The plants of course can develop prodigious root systems. The main tap root drills down into the depths of poor soil, and so helps bring up trapped nutrients. This is one of the reasons why they are so darned difficult to dig up – they are so very busy nourishing the ground. Well that’s their story anyway. I have tried roasting the roots to make my own coffee. Very fiddly. A lot of scrubbing. And then I ate the crunchy roasted bits and didn’t have any left to make coffee. They tasted like root vegetable crisps – weird but vaguely compelling.

And I suppose I have to say  too (somewhat grudgingly) that the flowers’ bright yellow faces are very cheering, although I was a bit cross to find them already grinning at me up at the allotment. In February, for goodness sake? Please give us a break, dandelions. How about a September blooming instead?

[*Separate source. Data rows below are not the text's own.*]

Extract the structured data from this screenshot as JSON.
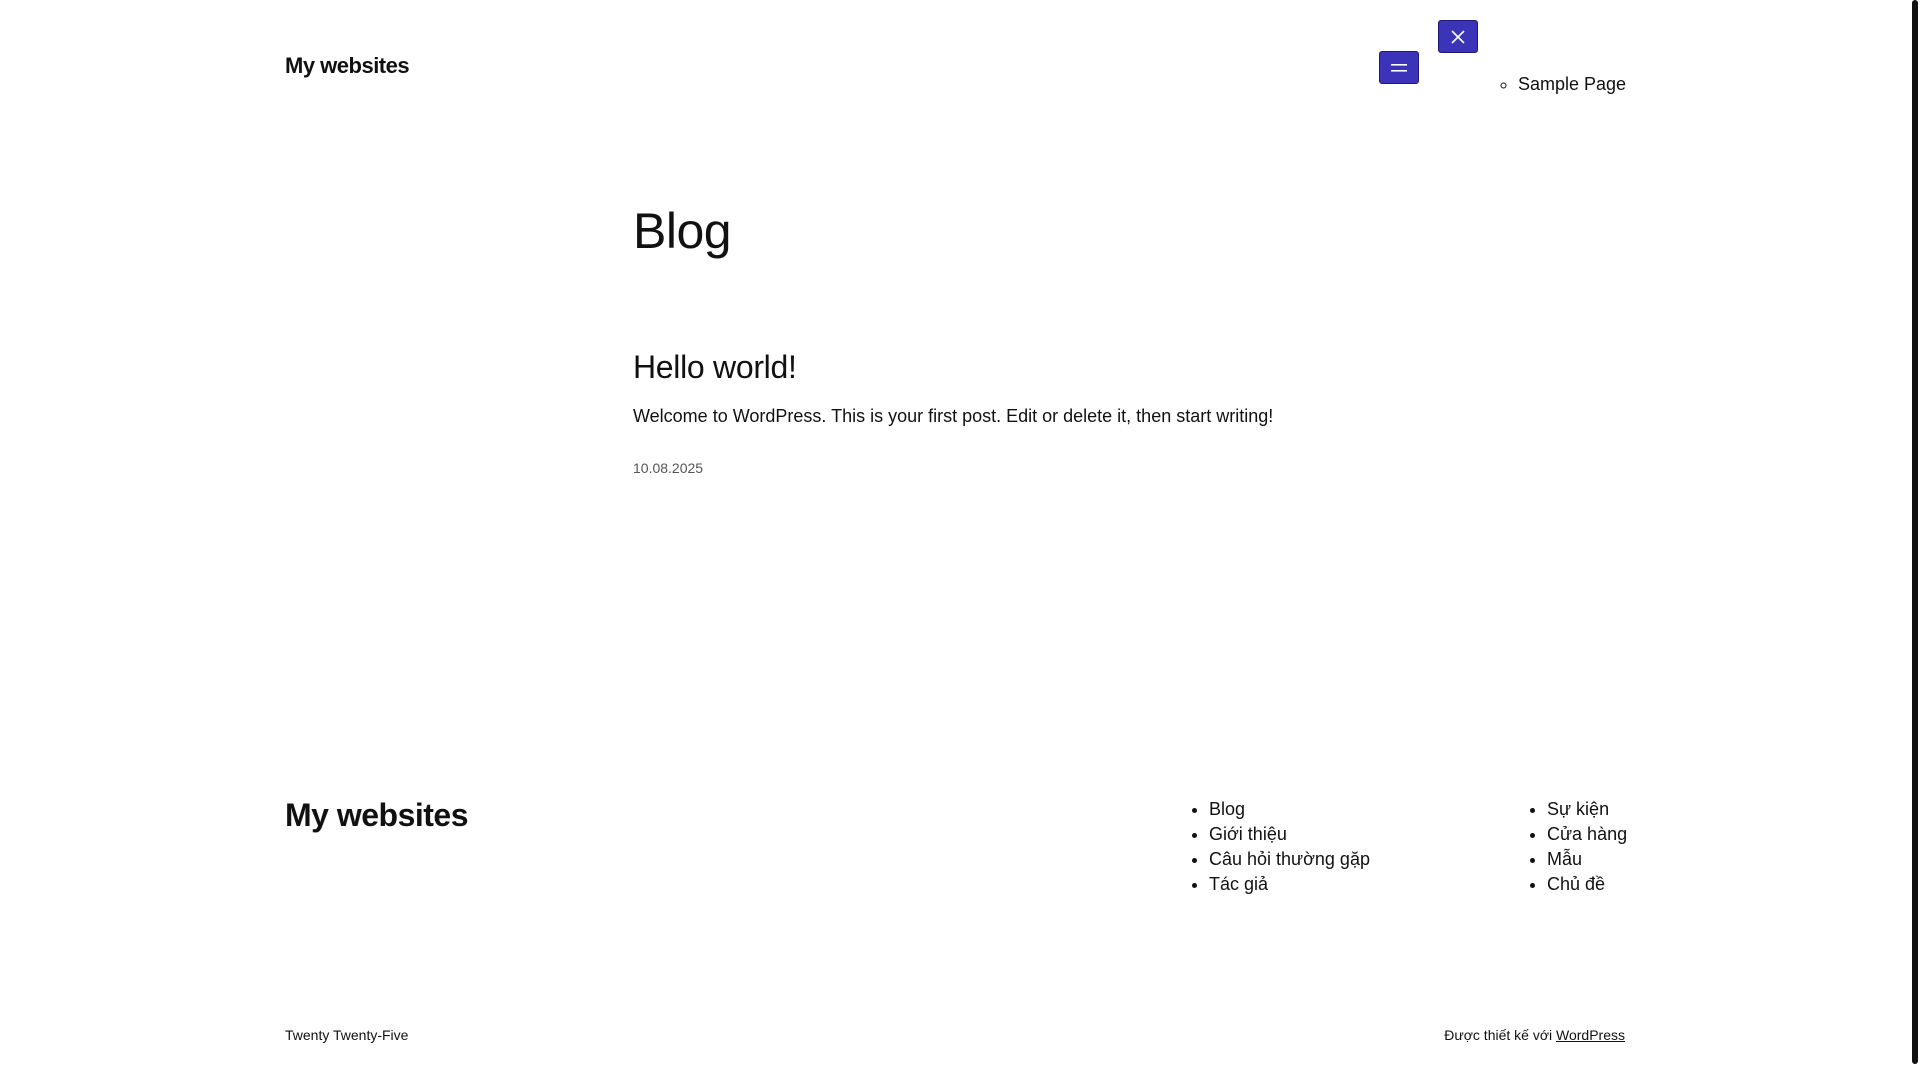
{
  "header": {
    "site_title": "My websites",
    "nav": [
      "Sample Page"
    ]
  },
  "main": {
    "page_title": "Blog",
    "post": {
      "title": "Hello world!",
      "excerpt": "Welcome to WordPress. This is your first post. Edit or delete it, then start writing!",
      "date": "10.08.2025"
    }
  },
  "footer": {
    "site_title": "My websites",
    "nav_col1": [
      "Blog",
      "Giới thiệu",
      "Câu hỏi thường gặp",
      "Tác giả"
    ],
    "nav_col2": [
      "Sự kiện",
      "Cửa hàng",
      "Mẫu",
      "Chủ đề"
    ],
    "theme_name": "Twenty Twenty-Five",
    "credit_prefix": "Được thiết kế với ",
    "credit_link": "WordPress"
  },
  "colors": {
    "button_bg": "#3b33b8",
    "text": "#111111",
    "date_text": "#555555"
  },
  "icons": {
    "menu_open": "hamburger-icon",
    "menu_close": "close-icon"
  }
}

Anyway this is my entry for the last week of Jude’s monochrome garden photo challenge. With this particular composition, I’m also thinking a little of Sue Judd’s negative space challenge over at  Paula’s. But please drop in at Jude’s The Earth Laughs In Flowers to see what she and others have been doing with their monochrome compositions. Next Sunday there will be a new  theme: garden wild life, and a chance to show off visiting my reptiles. Yay!